Eliminating 'Food Deserts' Won't Cure Nutritional Inequality
Exposing low-income households to the same food-buying opportunities available to higher-income households would reduce nutritional inequality by only 9 percent.
Low-income households consume less nutritious diets than their high-income counterparts. Of the many potential explanations, one that has attracted recent attention among policy advocates argues that a substantial fraction of the poor live in "food deserts," neighborhoods lacking full-service supermarkets stocking a wide variety of healthy foods.
In Geography of Poverty and Nutrition: Food Deserts and Food Choices Across the United States (NBER Working Paper No. 24094), Hunt Allcott, Rebecca Diamond, and Jean-Pierre Dubé find that nutritional inequality has less to do with the supply of supermarkets in a neighborhood than with the demand for healthier foods by its residents. Their findings suggest that education, nutritional knowledge, and regional food preferences play a far larger role in nutritional inequality than access issues.
This study analyzes what people of varying incomes eat and drink, measures the nutritional value of their consumption, and assesses the role that food deserts play in nutritional inequality. The researchers rely on data from a wide variety of sources which provide them with a rich array of demographic and geographic information about who buys what, where stores are located, where purchasers live and shop, and even when new food stores open in neighborhoods.
They find differences in the availability of supermarkets in higher-income and lower-income neighborhoods, with higher-income districts having larger food stores clearly capable of stocking a wider variety of produce, breads, meats, dairy products, and other goods than the more limited offerings of smaller corner grocery and drug stores common in lower-income areas. The researchers also confirm that those in higher-income areas buy more healthy and nutritious foods in general. So there is a correlation between food deserts and poor nutritional outcomes.

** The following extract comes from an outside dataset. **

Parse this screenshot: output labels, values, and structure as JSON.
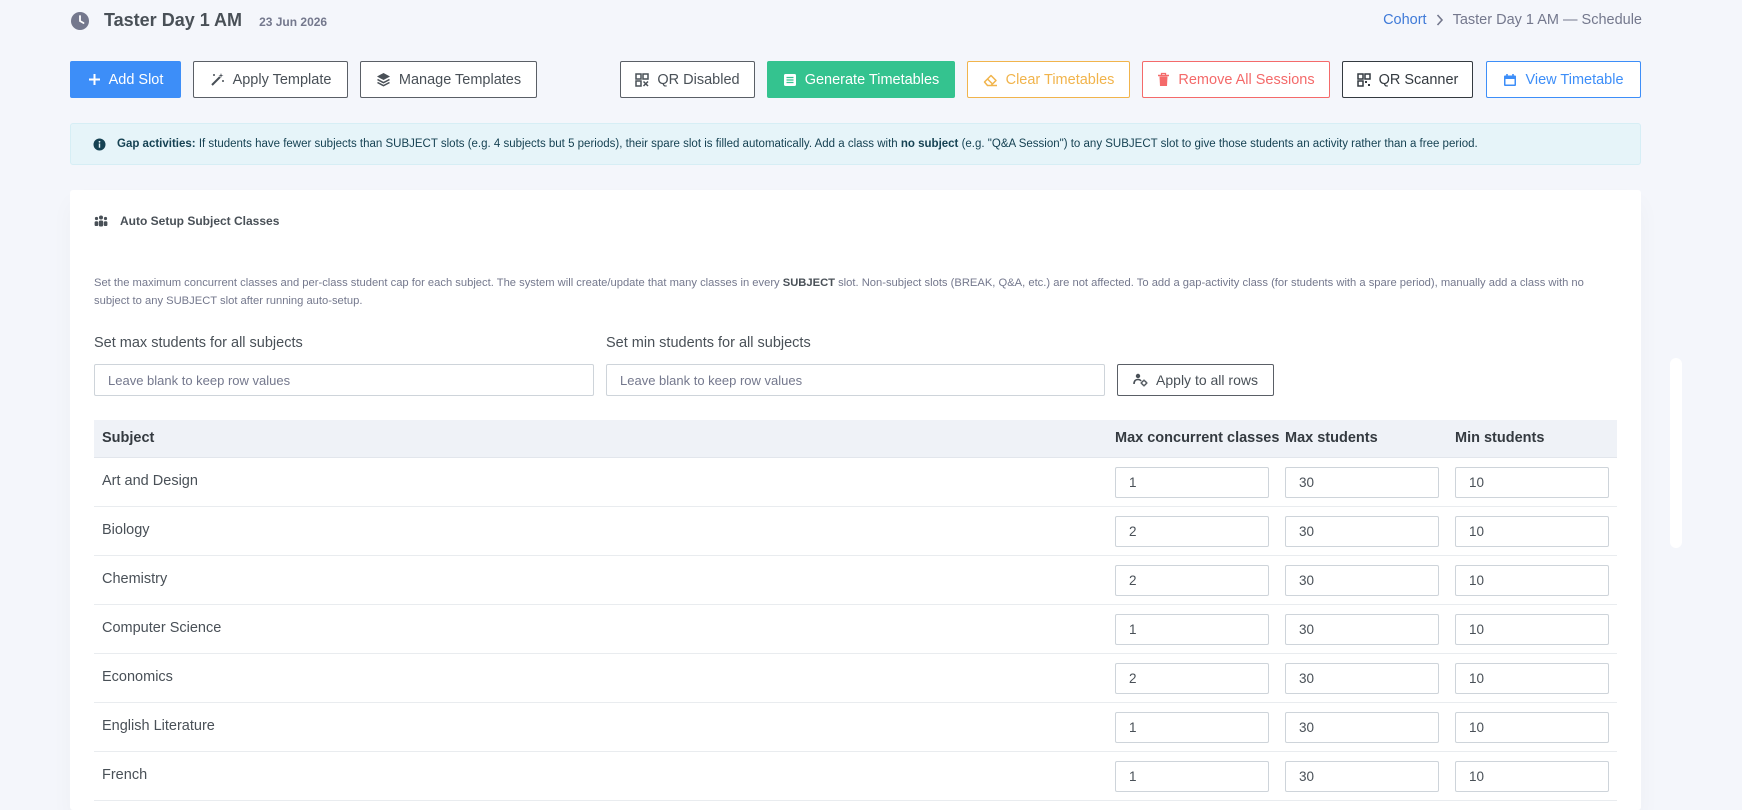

But the researchers also examine what happens after the opening of new supermarkets in low-income neighborhoods that were previously identified as food deserts, and what happens when individuals move from low-income areas to higher-income areas where there are more supermarkets with a wider variety of healthy foods. They find that the entry of new supermarkets has only a limited effect on shoppers' purchasing patterns, and that variation in access to supermarkets accounts for only about 5 percent of the difference in healthy eating between high-income and low-income households.
Purchasing and geographic data help to explain this finding. Those who live in food deserts drive longer distances to get food at supermarkets, so when new supermarkets open in their own neighborhoods, they merely transfer their old purchasing habits to the new stores. They benefit when new stores open in their neighborhoods, but those benefits are mostly tied to a reduction in their travel time and transportation costs of buying food.
The research finds that those who move to areas where others generally eat more healthy foods do not change their own eating patterns, at least over the several-year time horizon studied. The researchers conclude that exposing low-income households to the same food-buying opportunities and prices that are available to higher-income households would reduce nutritional inequality by only 9 percent; the remaining 91 percent is due to differences in demand.
— Jay Fitzgerald